It has not been a good month for Brome Lake Ducks. An outbreak of highly pathogenic avian influenza (H5N1), or avian flu, was first detected last December in Europe, and by March it had spread to 33 countries. The first cases of avian flu in Canada were detected by the Canadian Food Inspection Agency (CFIA) on February 1st and producers across the country have been in crisis management mode ever since.
“We were hit really hard in the beginning of April,” says Angela Anderson, general manager of Brome Lake Ducks in Knowlton. “We put ourselves in auto-quarantine and advised the CFIA as soon as we saw neurological signs of avian influenza. Our birds were behaving a little strange, and there was a slight drop in egg production. We tested them and they came back positive.”
Outbreaks were also confirmed at facilities in Wotton, St-Claude and St-Georges-de-Windsor. The order came back to depopulate the Knowlton site, including the hatchery, which had over 300,000 birds in production.

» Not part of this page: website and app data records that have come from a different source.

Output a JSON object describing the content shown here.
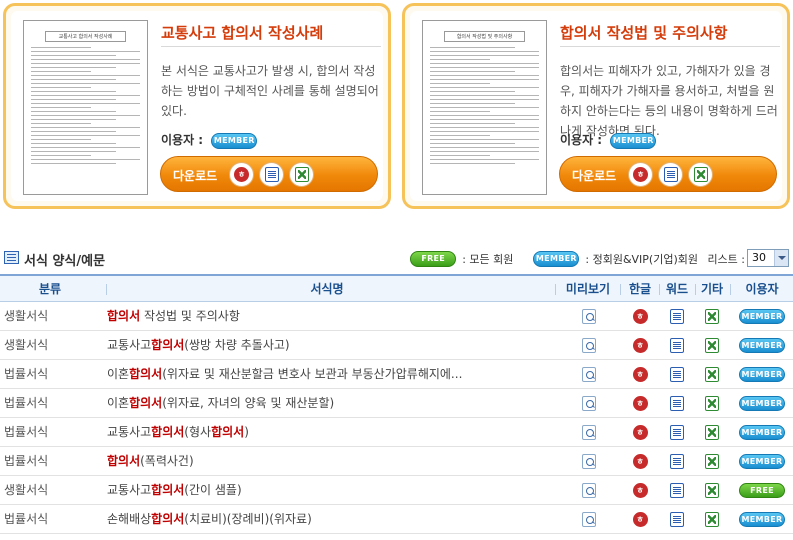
{
  "featured": [
    {
      "title": "교통사고 합의서 작성사례",
      "thumb_title": "교통사고 합의서 작성사례",
      "description": "본 서식은 교통사고가 발생 시, 합의서 작성하는 방법이 구체적인 사례를 통해 설명되어 있다.",
      "user_label": "이용자 :",
      "badge": "MEMBER",
      "download_label": "다운로드"
    },
    {
      "title": "합의서 작성법 및 주의사항",
      "thumb_title": "합의서 작성법 및 주의사항",
      "description": "합의서는 피해자가 있고, 가해자가 있을 경우, 피해자가 가해자를 용서하고, 처벌을 원하지 안하는다는 등의 내용이 명확하게 드러나게 작성하면 된다.",
      "user_label": "이용자 :",
      "badge": "MEMBER",
      "download_label": "다운로드"
    }
  ],
  "list_header": {
    "title": "서식 양식/예문",
    "legend_free_badge": "FREE",
    "legend_free_text": ": 모든 회원",
    "legend_member_badge": "MEMBER",
    "legend_member_text": ": 정회원&VIP(기업)회원",
    "list_label": "리스트 :",
    "list_count": "30"
  },
  "table": {
    "headers": {
      "category": "분류",
      "name": "서식명",
      "preview": "미리보기",
      "hwp": "한글",
      "word": "워드",
      "etc": "기타",
      "user": "이용자"
    },
    "rows": [
      {
        "category": "생활서식",
        "name_pre": "",
        "name_hl": "합의서",
        "name_post": " 작성법 및 주의사항",
        "badge": "MEMBER"
      },
      {
        "category": "생활서식",
        "name_pre": "교통사고",
        "name_hl": "합의서",
        "name_post": "(쌍방 차량 추돌사고)",
        "badge": "MEMBER"
      },
      {
        "category": "법률서식",
        "name_pre": "이혼",
        "name_hl": "합의서",
        "name_post": "(위자료 및 재산분할금 변호사 보관과 부동산가압류해지에...",
        "badge": "MEMBER"
      },
      {
        "category": "법률서식",
        "name_pre": "이혼",
        "name_hl": "합의서",
        "name_post": "(위자료, 자녀의 양육 및 재산분할)",
        "badge": "MEMBER"
      },
      {
        "category": "법률서식",
        "name_pre": "교통사고",
        "name_hl": "합의서",
        "name_post": "(형사",
        "name_hl2": "합의서",
        "name_post2": ")",
        "badge": "MEMBER"
      },
      {
        "category": "법률서식",
        "name_pre": "",
        "name_hl": "합의서",
        "name_post": "(폭력사건)",
        "badge": "MEMBER"
      },
      {
        "category": "생활서식",
        "name_pre": "교통사고",
        "name_hl": "합의서",
        "name_post": "(간이 샘플)",
        "badge": "FREE"
      },
      {
        "category": "법률서식",
        "name_pre": "손해배상",
        "name_hl": "합의서",
        "name_post": "(치료비)(장례비)(위자료)",
        "badge": "MEMBER"
      }
    ]
  },
  "icons": {
    "hwp": "hwp-file-icon",
    "word": "word-file-icon",
    "xls": "excel-file-icon",
    "preview": "magnifier-preview-icon",
    "list": "list-icon"
  },
  "colors": {
    "accent_orange": "#f0880a",
    "title_red": "#d43d0b",
    "highlight_red": "#c00000",
    "member_blue": "#1a8fd1",
    "free_green": "#3b9e19",
    "header_blue": "#1a4f8e"
  }
}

“The biggest blow to our company was to the Knowlton site, where we have all our parent and grandparent stock and our baby birds and eggs,” says Anderson. “So when the test came back positive, it’s like cutting the legs out from under you.”
Over 150,000 birds have so far been euthanized, and over 300,000 eggs have been destroyed at four sites. The CFIA takes care of euthanizing the birds, which is done on-site by CO2 gas, according to strict animal welfare protocols to make sure the animals don’t suffer. In the 110 years of the company’s existence, this is the first time that they’ve had to resort to such measures.
Scientists say that the current strain of avian flu now spreading across the globe is much stronger than anything they’ve seen in the past. In the U.S., avian flu has now been detected in 34 states and led to the demise of 37.5 million poultry.
So where does Brome Lake Ducks go from here?
“We have two weeks left of slaughter, but after that we’ll be down for quite a long time,” says Anderson. “We have about 56 employees at the Knowlton site and we’re working to relocate some of them to other sites and looking to do an employee share program with local businesses.”
The boutique will remain open from Wednesday to Sunday. Although the company is in talks with various levels of government to get support, nothing has been promised as of yet.
“We’re slowly getting things back up and running, but it’s going to be a long process. We’re looking at eight to twelve months,” says Anderson. “We came back from a major fire in 2016, then there was COVID, but we have a very solid team and a wonderful owner in Mario Côté, and we’re very confident that we’ll come through this situation as well.”